[GIVEN RECORDS]
________________________

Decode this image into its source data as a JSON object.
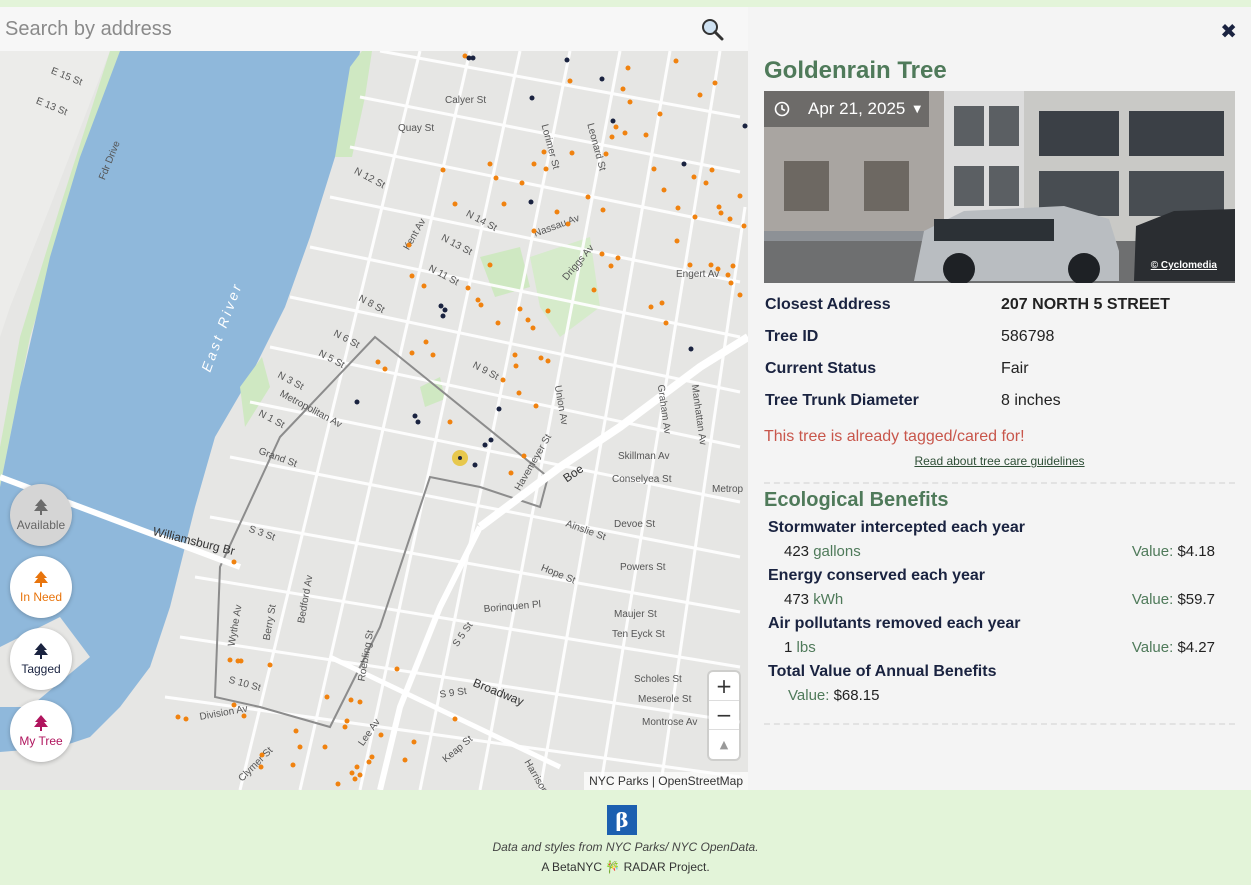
{
  "search": {
    "placeholder": "Search by address"
  },
  "map": {
    "attribution": "NYC Parks | OpenStreetMap",
    "labels": {
      "river": "East River",
      "fdr": "Fdr Drive",
      "williamsburg_br": "Williamsburg Br",
      "broadway": "Broadway",
      "boe": "Boe",
      "kent_av": "Kent Av",
      "metropolitan_av": "Metropolitan Av",
      "union_av": "Union Av",
      "havemeyer_st": "Havemeyer St",
      "n12": "N 12 St",
      "n11": "N 11 St",
      "n9": "N 9 St",
      "n8": "N 8 St",
      "n6": "N 6 St",
      "n5": "N 5 St",
      "n3": "N 3 St",
      "n1": "N 1 St",
      "grand_st": "Grand St",
      "s3": "S 3 St",
      "s5": "S 5 St",
      "s9": "S 9 St",
      "division_av": "Division Av",
      "skillman_av": "Skillman Av",
      "conselyea_st": "Conselyea St",
      "devoe_st": "Devoe St",
      "powers_st": "Powers St",
      "maujer_st": "Maujer St",
      "ten_eyck": "Ten Eyck St",
      "scholes": "Scholes St",
      "meserole": "Meserole St",
      "montrose": "Montrose Av",
      "borinquen": "Borinquen Pl",
      "driggs_av": "Driggs Av",
      "bedford_av": "Bedford Av",
      "berry_st": "Berry St",
      "wythe_av": "Wythe Av",
      "roebling": "Roebling St",
      "lee_av": "Lee Av",
      "keap": "Keap St",
      "harrison": "Harrison Av",
      "nassau_av": "Nassau Av",
      "engert_av": "Engert Av",
      "calyer": "Calyer St",
      "quay": "Quay St",
      "e15": "E 15 St",
      "e13": "E 13 St",
      "metrop2": "Metrop",
      "manhattan_av": "Manhattan Av",
      "graham_av": "Graham Av",
      "leonard_st": "Leonard St",
      "lorimer_st": "Lorimer St",
      "clymer": "Clymer St",
      "s10": "S 10 St",
      "hope_st": "Hope St",
      "ainslie": "Ainslie St",
      "n13": "N 13 St",
      "n14": "N 14 St"
    },
    "zoom_in": "+",
    "zoom_out": "−",
    "reset_north": "▲"
  },
  "legend": [
    {
      "label": "Available",
      "color": "#666666"
    },
    {
      "label": "In Need",
      "color": "#e8740c"
    },
    {
      "label": "Tagged",
      "color": "#1a2340"
    },
    {
      "label": "My Tree",
      "color": "#b0155e"
    }
  ],
  "panel": {
    "close": "✖",
    "title": "Goldenrain Tree",
    "photo_date": "Apr 21, 2025",
    "photo_credit": "© Cyclomedia",
    "info": [
      {
        "key": "Closest Address",
        "value": "207 NORTH 5 STREET"
      },
      {
        "key": "Tree ID",
        "value": "586798"
      },
      {
        "key": "Current Status",
        "value": "Fair"
      },
      {
        "key": "Tree Trunk Diameter",
        "value": "8 inches"
      }
    ],
    "tagged_message": "This tree is already tagged/cared for!",
    "care_link": "Read about tree care guidelines",
    "eco_title": "Ecological Benefits",
    "benefits": [
      {
        "title": "Stormwater intercepted each year",
        "amount": "423",
        "unit": "gallons",
        "value_label": "Value:",
        "value": "$4.18"
      },
      {
        "title": "Energy conserved each year",
        "amount": "473",
        "unit": "kWh",
        "value_label": "Value:",
        "value": "$59.7"
      },
      {
        "title": "Air pollutants removed each year",
        "amount": "1",
        "unit": "lbs",
        "value_label": "Value:",
        "value": "$4.27"
      }
    ],
    "total": {
      "title": "Total Value of Annual Benefits",
      "value_label": "Value:",
      "value": "$68.15"
    }
  },
  "footer": {
    "logo": "β",
    "line1": "Data and styles from NYC Parks/ NYC OpenData.",
    "line2": "A BetaNYC 🎋 RADAR Project."
  }
}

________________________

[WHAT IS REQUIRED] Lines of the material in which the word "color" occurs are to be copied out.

[TASK SOLUTION]
      "color": "#666666"
      "color": "#e8740c"
      "color": "#1a2340"
      "color": "#b0155e"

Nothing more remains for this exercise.